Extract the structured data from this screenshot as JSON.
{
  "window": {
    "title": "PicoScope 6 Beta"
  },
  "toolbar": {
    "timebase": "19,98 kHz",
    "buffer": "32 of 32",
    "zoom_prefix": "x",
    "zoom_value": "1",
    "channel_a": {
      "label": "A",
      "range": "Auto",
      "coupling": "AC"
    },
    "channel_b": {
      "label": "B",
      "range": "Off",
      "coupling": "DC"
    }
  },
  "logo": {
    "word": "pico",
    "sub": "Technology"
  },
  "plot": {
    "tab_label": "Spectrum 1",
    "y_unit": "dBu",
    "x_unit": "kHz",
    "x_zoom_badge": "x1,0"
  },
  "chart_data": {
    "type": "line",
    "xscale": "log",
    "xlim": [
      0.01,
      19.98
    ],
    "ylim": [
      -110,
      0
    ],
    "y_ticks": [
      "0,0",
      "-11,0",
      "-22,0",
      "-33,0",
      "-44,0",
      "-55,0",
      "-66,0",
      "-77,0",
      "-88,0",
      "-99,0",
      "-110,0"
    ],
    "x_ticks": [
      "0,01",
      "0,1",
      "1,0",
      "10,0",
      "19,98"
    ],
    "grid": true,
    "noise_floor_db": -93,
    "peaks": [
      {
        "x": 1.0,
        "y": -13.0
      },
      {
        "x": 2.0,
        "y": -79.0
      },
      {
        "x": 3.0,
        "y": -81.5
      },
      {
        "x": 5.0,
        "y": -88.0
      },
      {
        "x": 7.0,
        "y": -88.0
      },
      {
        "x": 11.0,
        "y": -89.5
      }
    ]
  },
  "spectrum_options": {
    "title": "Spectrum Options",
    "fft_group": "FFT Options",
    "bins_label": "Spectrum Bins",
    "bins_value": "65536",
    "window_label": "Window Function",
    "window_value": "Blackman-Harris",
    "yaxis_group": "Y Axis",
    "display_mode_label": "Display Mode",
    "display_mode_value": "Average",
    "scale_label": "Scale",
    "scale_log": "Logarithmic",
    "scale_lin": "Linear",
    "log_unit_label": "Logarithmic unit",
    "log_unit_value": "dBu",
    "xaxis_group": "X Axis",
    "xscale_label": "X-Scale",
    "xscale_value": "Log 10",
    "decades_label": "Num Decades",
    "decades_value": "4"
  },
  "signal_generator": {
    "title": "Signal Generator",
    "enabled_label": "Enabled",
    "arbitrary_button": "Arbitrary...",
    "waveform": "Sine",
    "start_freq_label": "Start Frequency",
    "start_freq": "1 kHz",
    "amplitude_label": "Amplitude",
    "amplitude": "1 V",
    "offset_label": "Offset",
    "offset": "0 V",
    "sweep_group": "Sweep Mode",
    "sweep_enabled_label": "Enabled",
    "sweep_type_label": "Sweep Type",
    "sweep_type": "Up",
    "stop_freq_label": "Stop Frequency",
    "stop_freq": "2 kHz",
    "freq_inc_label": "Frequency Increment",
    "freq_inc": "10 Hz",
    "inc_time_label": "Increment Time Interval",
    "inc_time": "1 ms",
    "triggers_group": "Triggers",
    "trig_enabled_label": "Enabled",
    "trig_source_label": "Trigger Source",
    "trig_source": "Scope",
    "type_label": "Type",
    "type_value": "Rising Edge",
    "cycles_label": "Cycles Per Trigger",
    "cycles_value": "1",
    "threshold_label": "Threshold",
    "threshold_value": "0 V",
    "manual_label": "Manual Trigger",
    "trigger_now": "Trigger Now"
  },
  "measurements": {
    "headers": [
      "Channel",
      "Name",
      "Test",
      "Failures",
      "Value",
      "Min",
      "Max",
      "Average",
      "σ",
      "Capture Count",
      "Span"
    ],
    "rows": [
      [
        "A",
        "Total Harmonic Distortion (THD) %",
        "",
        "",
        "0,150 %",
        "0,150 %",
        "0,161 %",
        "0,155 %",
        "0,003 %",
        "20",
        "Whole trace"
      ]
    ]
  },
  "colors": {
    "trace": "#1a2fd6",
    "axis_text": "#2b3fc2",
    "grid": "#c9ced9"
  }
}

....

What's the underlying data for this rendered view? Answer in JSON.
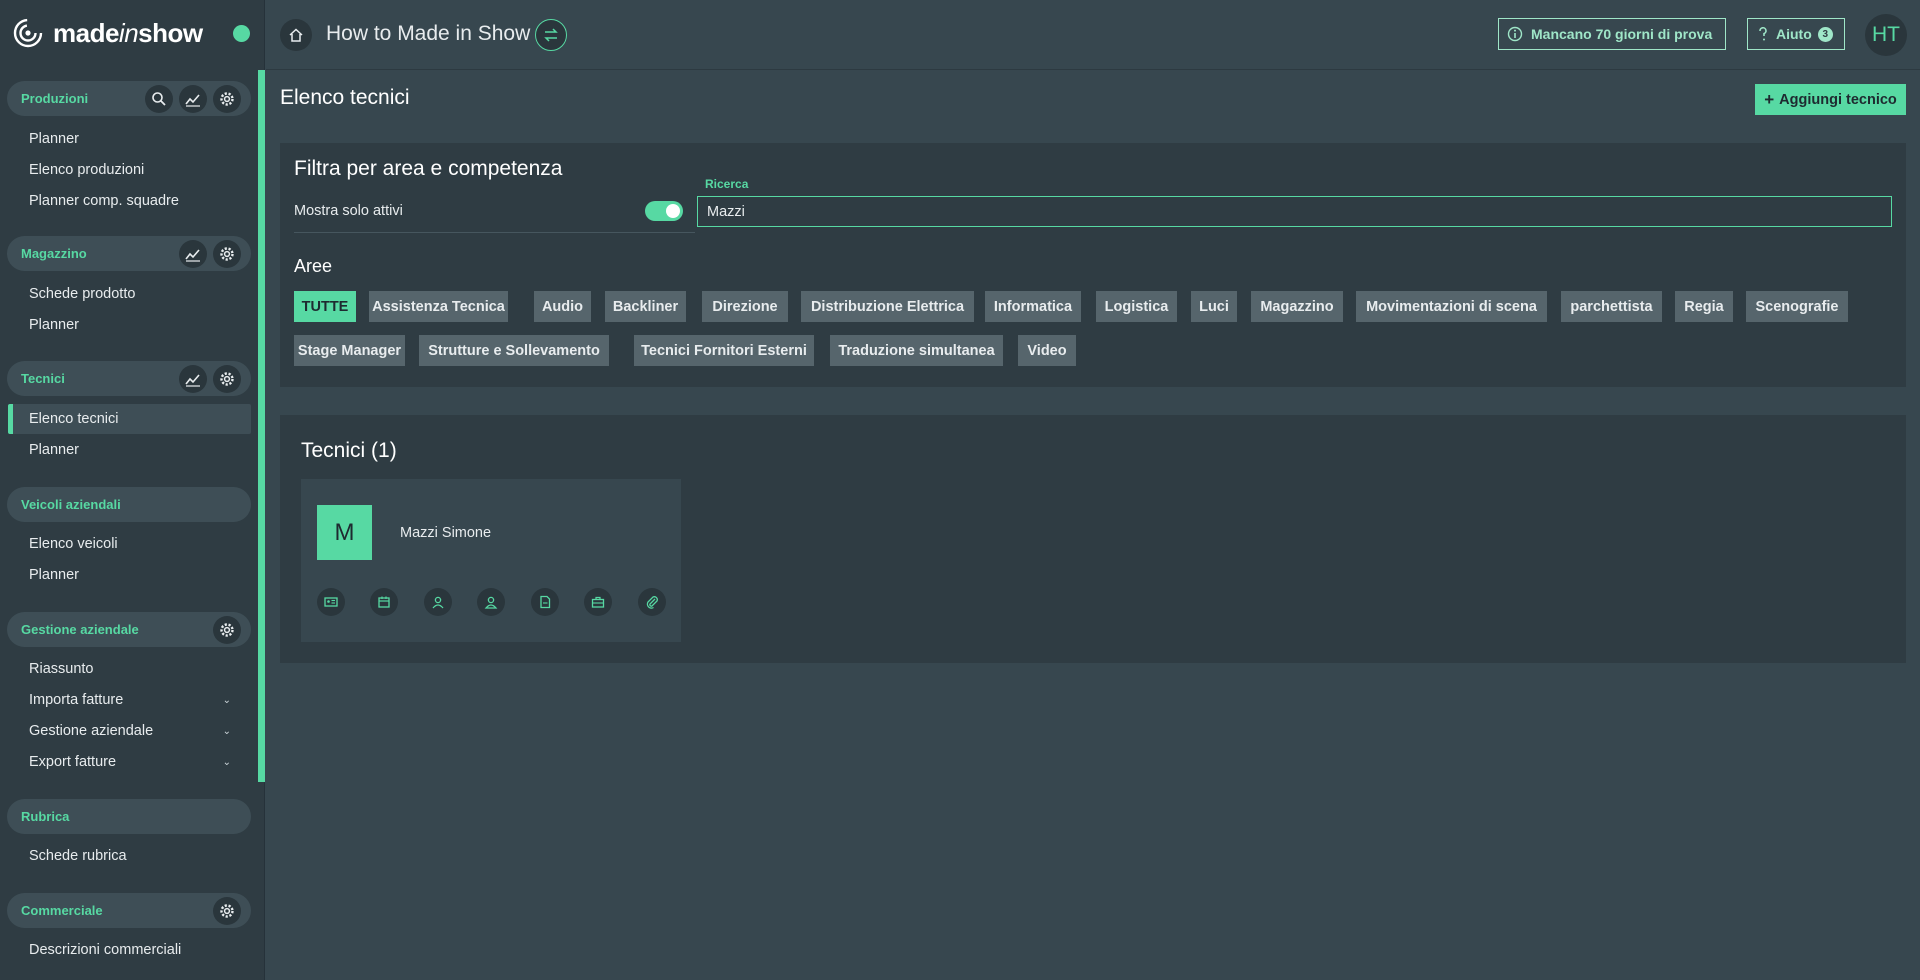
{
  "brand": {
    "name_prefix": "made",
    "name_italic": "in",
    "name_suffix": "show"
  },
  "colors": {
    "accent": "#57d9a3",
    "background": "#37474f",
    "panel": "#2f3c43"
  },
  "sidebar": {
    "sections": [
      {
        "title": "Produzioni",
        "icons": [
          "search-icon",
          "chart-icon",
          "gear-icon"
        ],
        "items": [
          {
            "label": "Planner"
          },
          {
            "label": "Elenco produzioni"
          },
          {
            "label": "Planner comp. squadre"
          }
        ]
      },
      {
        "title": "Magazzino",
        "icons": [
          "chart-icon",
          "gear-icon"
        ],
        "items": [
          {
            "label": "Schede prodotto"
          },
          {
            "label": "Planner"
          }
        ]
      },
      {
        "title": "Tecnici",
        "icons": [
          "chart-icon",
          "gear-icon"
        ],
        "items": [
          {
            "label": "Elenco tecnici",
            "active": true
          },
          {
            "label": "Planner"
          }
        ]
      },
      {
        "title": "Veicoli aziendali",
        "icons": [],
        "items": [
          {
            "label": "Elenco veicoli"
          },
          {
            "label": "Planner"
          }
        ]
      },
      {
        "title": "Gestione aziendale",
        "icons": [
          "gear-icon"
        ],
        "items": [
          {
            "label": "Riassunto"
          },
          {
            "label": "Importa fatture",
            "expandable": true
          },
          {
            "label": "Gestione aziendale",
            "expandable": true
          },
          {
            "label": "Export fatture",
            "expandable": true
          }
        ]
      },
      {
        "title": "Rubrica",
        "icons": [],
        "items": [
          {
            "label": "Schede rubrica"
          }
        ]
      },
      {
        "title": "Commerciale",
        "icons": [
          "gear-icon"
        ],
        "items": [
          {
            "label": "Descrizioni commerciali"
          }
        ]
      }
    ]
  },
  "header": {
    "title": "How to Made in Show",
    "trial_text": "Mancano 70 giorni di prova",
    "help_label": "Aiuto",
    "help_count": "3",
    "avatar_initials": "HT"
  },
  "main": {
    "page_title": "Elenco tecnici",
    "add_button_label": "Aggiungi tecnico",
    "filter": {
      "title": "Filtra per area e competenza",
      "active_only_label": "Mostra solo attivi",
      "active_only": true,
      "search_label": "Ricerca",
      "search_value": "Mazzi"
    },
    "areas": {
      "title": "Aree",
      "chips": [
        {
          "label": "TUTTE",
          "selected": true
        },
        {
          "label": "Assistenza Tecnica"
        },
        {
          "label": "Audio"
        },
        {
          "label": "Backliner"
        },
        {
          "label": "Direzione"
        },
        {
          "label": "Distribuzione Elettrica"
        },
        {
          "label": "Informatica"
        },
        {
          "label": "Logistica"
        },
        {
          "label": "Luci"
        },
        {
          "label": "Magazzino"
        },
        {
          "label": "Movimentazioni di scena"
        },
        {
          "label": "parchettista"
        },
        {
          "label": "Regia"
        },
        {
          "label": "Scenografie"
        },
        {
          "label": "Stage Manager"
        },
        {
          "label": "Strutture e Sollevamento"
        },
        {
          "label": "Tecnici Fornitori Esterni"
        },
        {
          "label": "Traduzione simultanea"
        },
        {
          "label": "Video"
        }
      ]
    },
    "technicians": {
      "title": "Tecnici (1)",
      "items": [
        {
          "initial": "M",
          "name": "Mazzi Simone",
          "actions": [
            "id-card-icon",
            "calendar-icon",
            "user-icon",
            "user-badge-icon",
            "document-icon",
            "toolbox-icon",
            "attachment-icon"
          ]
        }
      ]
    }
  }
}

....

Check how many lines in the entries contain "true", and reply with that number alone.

**SOLUTION**
7